ASSIGNED TASK:
Please reproduce all of the entries exactly, without omitting any.

EXERCISE DATA:
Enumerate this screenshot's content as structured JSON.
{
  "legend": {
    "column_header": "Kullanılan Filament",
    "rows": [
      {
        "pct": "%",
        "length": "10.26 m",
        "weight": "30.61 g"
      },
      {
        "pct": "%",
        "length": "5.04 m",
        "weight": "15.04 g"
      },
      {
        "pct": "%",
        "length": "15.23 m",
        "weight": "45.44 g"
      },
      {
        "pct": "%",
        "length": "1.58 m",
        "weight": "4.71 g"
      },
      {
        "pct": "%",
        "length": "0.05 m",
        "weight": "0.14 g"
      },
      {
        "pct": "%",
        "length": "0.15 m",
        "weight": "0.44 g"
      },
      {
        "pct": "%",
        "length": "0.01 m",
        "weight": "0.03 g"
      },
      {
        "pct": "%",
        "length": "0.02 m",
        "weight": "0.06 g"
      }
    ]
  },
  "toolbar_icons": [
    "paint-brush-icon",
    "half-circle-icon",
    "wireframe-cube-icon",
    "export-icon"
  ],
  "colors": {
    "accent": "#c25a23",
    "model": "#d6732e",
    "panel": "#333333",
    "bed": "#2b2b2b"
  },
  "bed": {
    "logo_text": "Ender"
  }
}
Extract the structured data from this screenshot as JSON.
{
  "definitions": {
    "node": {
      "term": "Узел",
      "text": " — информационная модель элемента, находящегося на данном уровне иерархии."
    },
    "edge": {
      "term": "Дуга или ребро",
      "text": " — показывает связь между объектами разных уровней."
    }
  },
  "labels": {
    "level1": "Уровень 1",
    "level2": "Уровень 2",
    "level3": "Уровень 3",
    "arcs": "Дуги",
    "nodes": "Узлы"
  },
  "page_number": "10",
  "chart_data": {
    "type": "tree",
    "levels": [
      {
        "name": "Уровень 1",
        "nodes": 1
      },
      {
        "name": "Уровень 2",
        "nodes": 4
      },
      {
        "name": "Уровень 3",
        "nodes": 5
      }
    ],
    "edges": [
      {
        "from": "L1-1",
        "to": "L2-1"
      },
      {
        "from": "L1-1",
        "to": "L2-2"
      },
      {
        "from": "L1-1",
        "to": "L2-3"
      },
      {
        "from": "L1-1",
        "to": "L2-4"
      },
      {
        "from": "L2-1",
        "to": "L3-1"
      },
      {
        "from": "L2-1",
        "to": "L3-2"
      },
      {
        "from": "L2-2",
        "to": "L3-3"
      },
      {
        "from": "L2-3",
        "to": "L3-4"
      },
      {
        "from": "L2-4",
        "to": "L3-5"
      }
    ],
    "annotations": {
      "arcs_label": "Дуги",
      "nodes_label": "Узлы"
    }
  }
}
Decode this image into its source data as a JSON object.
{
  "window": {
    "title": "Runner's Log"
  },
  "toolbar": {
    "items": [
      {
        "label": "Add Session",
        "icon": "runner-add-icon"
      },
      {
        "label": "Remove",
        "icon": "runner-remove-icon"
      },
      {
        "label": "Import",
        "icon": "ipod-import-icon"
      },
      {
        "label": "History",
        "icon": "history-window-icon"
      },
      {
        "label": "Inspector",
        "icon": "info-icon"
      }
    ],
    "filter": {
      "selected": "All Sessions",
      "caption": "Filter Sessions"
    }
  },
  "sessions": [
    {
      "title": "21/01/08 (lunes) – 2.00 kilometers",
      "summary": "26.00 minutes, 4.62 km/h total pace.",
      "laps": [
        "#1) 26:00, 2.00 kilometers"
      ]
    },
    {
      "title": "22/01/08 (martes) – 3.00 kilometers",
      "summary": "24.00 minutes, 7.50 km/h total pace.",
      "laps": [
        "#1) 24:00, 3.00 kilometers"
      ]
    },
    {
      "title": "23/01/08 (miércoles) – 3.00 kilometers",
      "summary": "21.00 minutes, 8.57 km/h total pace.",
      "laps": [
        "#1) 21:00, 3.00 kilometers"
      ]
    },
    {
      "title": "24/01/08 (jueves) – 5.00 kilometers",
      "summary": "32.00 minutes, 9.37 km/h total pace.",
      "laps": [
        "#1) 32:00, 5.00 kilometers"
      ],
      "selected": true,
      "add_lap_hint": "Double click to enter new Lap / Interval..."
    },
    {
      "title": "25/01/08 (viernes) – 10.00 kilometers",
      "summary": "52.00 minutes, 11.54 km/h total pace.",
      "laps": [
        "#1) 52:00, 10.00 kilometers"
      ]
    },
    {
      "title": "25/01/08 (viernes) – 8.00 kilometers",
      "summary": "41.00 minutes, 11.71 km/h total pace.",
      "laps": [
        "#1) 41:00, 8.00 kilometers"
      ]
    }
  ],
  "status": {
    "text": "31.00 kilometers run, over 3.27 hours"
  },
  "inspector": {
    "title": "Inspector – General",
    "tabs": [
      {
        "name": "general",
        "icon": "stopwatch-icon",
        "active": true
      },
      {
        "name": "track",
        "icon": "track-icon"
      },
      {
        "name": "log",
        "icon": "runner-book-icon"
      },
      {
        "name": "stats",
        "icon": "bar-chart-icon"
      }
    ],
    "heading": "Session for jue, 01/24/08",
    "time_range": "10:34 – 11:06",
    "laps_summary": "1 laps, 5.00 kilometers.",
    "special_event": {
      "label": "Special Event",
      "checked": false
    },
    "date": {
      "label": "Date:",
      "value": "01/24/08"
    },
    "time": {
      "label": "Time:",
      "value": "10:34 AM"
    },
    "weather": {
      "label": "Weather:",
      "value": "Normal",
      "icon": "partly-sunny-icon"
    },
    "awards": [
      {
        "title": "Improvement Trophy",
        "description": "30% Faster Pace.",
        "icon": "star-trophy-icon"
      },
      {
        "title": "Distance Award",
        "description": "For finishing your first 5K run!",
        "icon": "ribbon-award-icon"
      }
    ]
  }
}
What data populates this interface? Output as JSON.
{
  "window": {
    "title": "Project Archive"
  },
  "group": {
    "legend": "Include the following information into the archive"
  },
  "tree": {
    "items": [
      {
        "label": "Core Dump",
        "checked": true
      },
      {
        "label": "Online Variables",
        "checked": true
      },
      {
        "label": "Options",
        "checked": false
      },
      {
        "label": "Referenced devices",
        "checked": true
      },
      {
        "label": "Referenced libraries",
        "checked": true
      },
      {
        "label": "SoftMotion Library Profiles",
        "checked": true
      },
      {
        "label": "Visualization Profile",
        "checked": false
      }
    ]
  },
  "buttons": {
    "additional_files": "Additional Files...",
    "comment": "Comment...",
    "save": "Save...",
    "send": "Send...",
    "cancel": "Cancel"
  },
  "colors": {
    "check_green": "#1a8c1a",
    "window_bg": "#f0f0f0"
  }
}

RESULT FOR THIS TASK:
Enumerate this screenshot's content as structured JSON.
{
  "legend": {
    "column_header": "Kullanılan Filament",
    "rows": [
      {
        "pct": "%",
        "length": "10.26 m",
        "weight": "30.61 g"
      },
      {
        "pct": "%",
        "length": "5.04 m",
        "weight": "15.04 g"
      },
      {
        "pct": "%",
        "length": "15.23 m",
        "weight": "45.44 g"
      },
      {
        "pct": "%",
        "length": "1.58 m",
        "weight": "4.71 g"
      },
      {
        "pct": "%",
        "length": "0.05 m",
        "weight": "0.14 g"
      },
      {
        "pct": "%",
        "length": "0.15 m",
        "weight": "0.44 g"
      },
      {
        "pct": "%",
        "length": "0.01 m",
        "weight": "0.03 g"
      },
      {
        "pct": "%",
        "length": "0.02 m",
        "weight": "0.06 g"
      }
    ]
  },
  "toolbar_icons": [
    "paint-brush-icon",
    "half-circle-icon",
    "wireframe-cube-icon",
    "export-icon"
  ],
  "colors": {
    "accent": "#c25a23",
    "model": "#d6732e",
    "panel": "#333333",
    "bed": "#2b2b2b"
  },
  "bed": {
    "logo_text": "Ender"
  }
}
Extract the structured data from this screenshot as JSON.
{
  "definitions": {
    "node": {
      "term": "Узел",
      "text": " — информационная модель элемента, находящегося на данном уровне иерархии."
    },
    "edge": {
      "term": "Дуга или ребро",
      "text": " — показывает связь между объектами разных уровней."
    }
  },
  "labels": {
    "level1": "Уровень 1",
    "level2": "Уровень 2",
    "level3": "Уровень 3",
    "arcs": "Дуги",
    "nodes": "Узлы"
  },
  "page_number": "10",
  "chart_data": {
    "type": "tree",
    "levels": [
      {
        "name": "Уровень 1",
        "nodes": 1
      },
      {
        "name": "Уровень 2",
        "nodes": 4
      },
      {
        "name": "Уровень 3",
        "nodes": 5
      }
    ],
    "edges": [
      {
        "from": "L1-1",
        "to": "L2-1"
      },
      {
        "from": "L1-1",
        "to": "L2-2"
      },
      {
        "from": "L1-1",
        "to": "L2-3"
      },
      {
        "from": "L1-1",
        "to": "L2-4"
      },
      {
        "from": "L2-1",
        "to": "L3-1"
      },
      {
        "from": "L2-1",
        "to": "L3-2"
      },
      {
        "from": "L2-2",
        "to": "L3-3"
      },
      {
        "from": "L2-3",
        "to": "L3-4"
      },
      {
        "from": "L2-4",
        "to": "L3-5"
      }
    ],
    "annotations": {
      "arcs_label": "Дуги",
      "nodes_label": "Узлы"
    }
  }
}
Decode this image into its source data as a JSON object.
{
  "window": {
    "title": "Runner's Log"
  },
  "toolbar": {
    "items": [
      {
        "label": "Add Session",
        "icon": "runner-add-icon"
      },
      {
        "label": "Remove",
        "icon": "runner-remove-icon"
      },
      {
        "label": "Import",
        "icon": "ipod-import-icon"
      },
      {
        "label": "History",
        "icon": "history-window-icon"
      },
      {
        "label": "Inspector",
        "icon": "info-icon"
      }
    ],
    "filter": {
      "selected": "All Sessions",
      "caption": "Filter Sessions"
    }
  },
  "sessions": [
    {
      "title": "21/01/08 (lunes) – 2.00 kilometers",
      "summary": "26.00 minutes, 4.62 km/h total pace.",
      "laps": [
        "#1) 26:00, 2.00 kilometers"
      ]
    },
    {
      "title": "22/01/08 (martes) – 3.00 kilometers",
      "summary": "24.00 minutes, 7.50 km/h total pace.",
      "laps": [
        "#1) 24:00, 3.00 kilometers"
      ]
    },
    {
      "title": "23/01/08 (miércoles) – 3.00 kilometers",
      "summary": "21.00 minutes, 8.57 km/h total pace.",
      "laps": [
        "#1) 21:00, 3.00 kilometers"
      ]
    },
    {
      "title": "24/01/08 (jueves) – 5.00 kilometers",
      "summary": "32.00 minutes, 9.37 km/h total pace.",
      "laps": [
        "#1) 32:00, 5.00 kilometers"
      ],
      "selected": true,
      "add_lap_hint": "Double click to enter new Lap / Interval..."
    },
    {
      "title": "25/01/08 (viernes) – 10.00 kilometers",
      "summary": "52.00 minutes, 11.54 km/h total pace.",
      "laps": [
        "#1) 52:00, 10.00 kilometers"
      ]
    },
    {
      "title": "25/01/08 (viernes) – 8.00 kilometers",
      "summary": "41.00 minutes, 11.71 km/h total pace.",
      "laps": [
        "#1) 41:00, 8.00 kilometers"
      ]
    }
  ],
  "status": {
    "text": "31.00 kilometers run, over 3.27 hours"
  },
  "inspector": {
    "title": "Inspector – General",
    "tabs": [
      {
        "name": "general",
        "icon": "stopwatch-icon",
        "active": true
      },
      {
        "name": "track",
        "icon": "track-icon"
      },
      {
        "name": "log",
        "icon": "runner-book-icon"
      },
      {
        "name": "stats",
        "icon": "bar-chart-icon"
      }
    ],
    "heading": "Session for jue, 01/24/08",
    "time_range": "10:34 – 11:06",
    "laps_summary": "1 laps, 5.00 kilometers.",
    "special_event": {
      "label": "Special Event",
      "checked": false
    },
    "date": {
      "label": "Date:",
      "value": "01/24/08"
    },
    "time": {
      "label": "Time:",
      "value": "10:34 AM"
    },
    "weather": {
      "label": "Weather:",
      "value": "Normal",
      "icon": "partly-sunny-icon"
    },
    "awards": [
      {
        "title": "Improvement Trophy",
        "description": "30% Faster Pace.",
        "icon": "star-trophy-icon"
      },
      {
        "title": "Distance Award",
        "description": "For finishing your first 5K run!",
        "icon": "ribbon-award-icon"
      }
    ]
  }
}
What data populates this interface? Output as JSON.
{
  "window": {
    "title": "Project Archive"
  },
  "group": {
    "legend": "Include the following information into the archive"
  },
  "tree": {
    "items": [
      {
        "label": "Core Dump",
        "checked": true
      },
      {
        "label": "Online Variables",
        "checked": true
      },
      {
        "label": "Options",
        "checked": false
      },
      {
        "label": "Referenced devices",
        "checked": true
      },
      {
        "label": "Referenced libraries",
        "checked": true
      },
      {
        "label": "SoftMotion Library Profiles",
        "checked": true
      },
      {
        "label": "Visualization Profile",
        "checked": false
      }
    ]
  },
  "buttons": {
    "additional_files": "Additional Files...",
    "comment": "Comment...",
    "save": "Save...",
    "send": "Send...",
    "cancel": "Cancel"
  },
  "colors": {
    "check_green": "#1a8c1a",
    "window_bg": "#f0f0f0"
  }
}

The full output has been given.